     This quotation could not be more appropriate than what we are witnessing in the first weeks of the presidency of Donald J. Trump (POTUS). A federal District Judge, James Robart, deter- mined that an executive order (EO) issued by Trump to ban immigration from seven countries on the other side of the globe, each of whom has extensive ties to radical Islamic terrorists, and who Pose threats to the National security and safety of Americans cannot be enforced because there maybe some commercial damage to the state of Washington and/or other American states because many foreign students would be unable to enter the United States.
Robart suspended enforcement of the EO and determined that the constitutional duty of the president to preserve and protect our nation and its people is subordinate to the commercial interests of colleges and businesses in our country. Robart disregards the fiduciary respons-ibility of his office to protect and defend the constitution and laws of this country. As a “public servant”, judge Robart has committed conflict of interest crimes under 5 CFR 2635.101 — Basic obligations of public servants.

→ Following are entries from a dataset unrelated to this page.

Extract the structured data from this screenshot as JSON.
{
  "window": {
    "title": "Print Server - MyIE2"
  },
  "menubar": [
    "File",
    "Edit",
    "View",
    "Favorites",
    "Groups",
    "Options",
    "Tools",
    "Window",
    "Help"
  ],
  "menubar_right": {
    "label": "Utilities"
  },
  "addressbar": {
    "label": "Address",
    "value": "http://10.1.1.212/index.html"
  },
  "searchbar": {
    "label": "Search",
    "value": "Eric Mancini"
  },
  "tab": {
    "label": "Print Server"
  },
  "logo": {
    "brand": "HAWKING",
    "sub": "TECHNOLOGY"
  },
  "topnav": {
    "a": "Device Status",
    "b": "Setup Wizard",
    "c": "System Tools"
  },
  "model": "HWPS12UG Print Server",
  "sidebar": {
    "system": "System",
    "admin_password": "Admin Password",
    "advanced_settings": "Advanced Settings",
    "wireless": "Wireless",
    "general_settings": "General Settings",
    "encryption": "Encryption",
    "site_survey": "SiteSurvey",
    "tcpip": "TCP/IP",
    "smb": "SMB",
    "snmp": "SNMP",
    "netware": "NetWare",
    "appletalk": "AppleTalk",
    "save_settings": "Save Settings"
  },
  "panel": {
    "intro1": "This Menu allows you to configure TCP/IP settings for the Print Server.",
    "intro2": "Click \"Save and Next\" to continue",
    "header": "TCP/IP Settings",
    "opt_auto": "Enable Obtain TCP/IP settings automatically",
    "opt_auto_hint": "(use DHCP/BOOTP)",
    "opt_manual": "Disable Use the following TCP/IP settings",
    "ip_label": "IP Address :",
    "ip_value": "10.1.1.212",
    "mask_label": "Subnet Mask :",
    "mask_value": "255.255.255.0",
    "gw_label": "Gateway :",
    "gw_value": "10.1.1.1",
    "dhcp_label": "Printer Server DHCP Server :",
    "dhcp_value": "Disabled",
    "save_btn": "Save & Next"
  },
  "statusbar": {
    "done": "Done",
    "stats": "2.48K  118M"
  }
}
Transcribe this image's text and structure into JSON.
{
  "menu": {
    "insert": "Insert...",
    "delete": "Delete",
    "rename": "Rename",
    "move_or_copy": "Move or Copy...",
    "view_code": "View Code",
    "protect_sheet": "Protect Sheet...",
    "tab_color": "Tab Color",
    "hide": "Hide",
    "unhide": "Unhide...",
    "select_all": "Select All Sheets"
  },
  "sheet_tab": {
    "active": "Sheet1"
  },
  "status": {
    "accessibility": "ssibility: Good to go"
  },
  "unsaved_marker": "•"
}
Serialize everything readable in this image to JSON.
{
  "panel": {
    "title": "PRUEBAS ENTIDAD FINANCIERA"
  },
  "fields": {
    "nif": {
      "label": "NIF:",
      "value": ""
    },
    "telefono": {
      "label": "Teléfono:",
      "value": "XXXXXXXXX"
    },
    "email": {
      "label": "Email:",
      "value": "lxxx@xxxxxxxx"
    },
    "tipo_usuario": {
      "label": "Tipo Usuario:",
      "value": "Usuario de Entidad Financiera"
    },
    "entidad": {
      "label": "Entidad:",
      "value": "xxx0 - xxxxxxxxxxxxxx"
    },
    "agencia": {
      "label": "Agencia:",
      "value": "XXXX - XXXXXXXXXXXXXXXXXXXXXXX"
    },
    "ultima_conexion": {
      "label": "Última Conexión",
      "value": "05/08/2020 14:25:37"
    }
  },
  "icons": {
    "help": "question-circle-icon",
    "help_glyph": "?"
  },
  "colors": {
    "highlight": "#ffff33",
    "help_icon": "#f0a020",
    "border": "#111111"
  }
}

    Remarkably, Robart’s decision was “UPHELD” by a three-judge panel of the Ninth Federal District Court. The court failed to review whether the POTUS has Constitutional authority to issue the EO, or whether federal Statutory law specifically authorizes a POTUS to determine who shall, or shall Not be permitted to enter this Country. Is it relevant to note that the Ninth Circuit  is the most frequently “overturned”appellate court in the U.S.?  Media reports that 80% of the cases heard by SCOTUS from the Ninth Circuit are overturned. Does that percentage speak well of Ninth Circuit District judges?     I THINK NOT! 

      Whether the misconduct of this particular judge, James Robart, reaches the necessary standard of high crimes and misdemeanors, subjecting him to impeachment is a matter that should be scrutinized very carefully. Further, his decision was reviewed by a three person appellate court panel for the 9th District federal courts. The only True question before the appellate court should have been whether a District court has jurisdiction to hear and possibly override the authority of the President of the United States to limit immigration of and by countries with close ties to our enemies? Several arguments can be raised, not the least of which should consider whether a federal District court can usurp the authority of a POTUS without first reaching a determination of whether OR NOT the POTUS actions were taken within his Constitutional powers. When a court reviews the authority of a POTUS to take any “action”, the standard of review MUST  begin with the “strict scrutiny test”. There is no legal question or challenge to the authority of a POTUS to suspend or ban immigration from select areas of the world. See  8 U.S.C. 1182, to review the statutory Law that controls the “inadmissibility” of immigrants INTO the U.S.   

Judicial Impeachment
Article II, Section 4 provides:
The President, Vice President and all civil Officers of the United States, shall be removed from Office on Impeachment for, and Conviction of, Treason, Bribery, or other high Crimes and Misdemeanors.
The most elaborate argument in support of the constitutionality of non-impeachment machinery was developed by Professor ShartelV He contended that the impeachment clause of Article II was a limitation on the power of the Congress to remove judges, and Article III a limitation on the executive power of removal. No constitutional limitation existed on the power of Congress to define “good behavior” in Article III and to provide a mechanism whereby the judiciary could try the fitness of its own members.'” In other words, judicial power to try the fitness of judges was not prohibited though the executive was deprived of all power and the legislature limited to impeachment. Slight support for this conclusion can be found in the case law construing Article II with respect to non-judicial civil officers; in that context it has been held that impeachment is not the sole power of removal.” Additionally, the standard of “good behavior” in Article III is not self-evidently the obverse of “high crimes and misdemeanors” in Article II. There might be conduct less than good behavior that is not a high crime or misdemeanor, for example, insanity or senility where the judge’s condition is morally blameless.